Economics is the study of social behavior guiding in the allocation of scarce resources to meet the unlimited needs and desires of the individual members of a given society. Economics seeks to understand how those individuals interact within the social structure to address key questions about the production and exchange of goods and services. First, how are individual needs and desires communicated such that the correct mix of goods and services become available? Second, how does a society provide the incentives for these individuals to participate in the production these goods? Third, how is production organized such that maximum-possible quantities are made available given existing resources and production technology? Finally, given that these individuals are at one time involved in the production process and at other times seeking to acquire the goods that have been produced, how are trading rules and exchange agreements established?
The above questions stress the importance of understanding the process of production. The goal here is to understand the basic features of production without getting mired in great technical detail. This is accomplished by developing a simple model that maintains the important features of what are, otherwise complex, engineering relationships. Production is about the conversion of scarce resources into desired goods and services. These resources are often referred to as the factors of production -- a short list that includes:
Land (acreage and raw materials)
Labor (unskilled, semiskilled, professional)
Capital (machines, factories, transportation equipment, and infrastructure) and Entrepreneurship (organizing the other factors of production and risk-taking) This list is brief and yet complete intended to provide sufficient detail to model the input choices available to the producer.
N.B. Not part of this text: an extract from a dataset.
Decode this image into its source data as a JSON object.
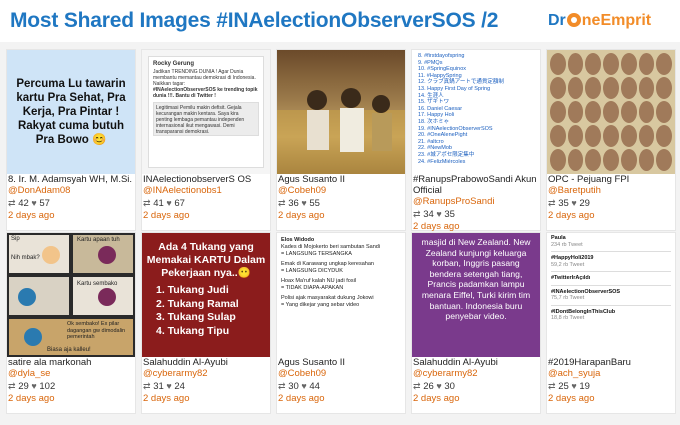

Accordingly, the combination of Land, Labor, Capital, and Entrepreneurship will lead to the production of Apples, Wheat, Automobiles, Houses,...
Please join StudyMode to read the full document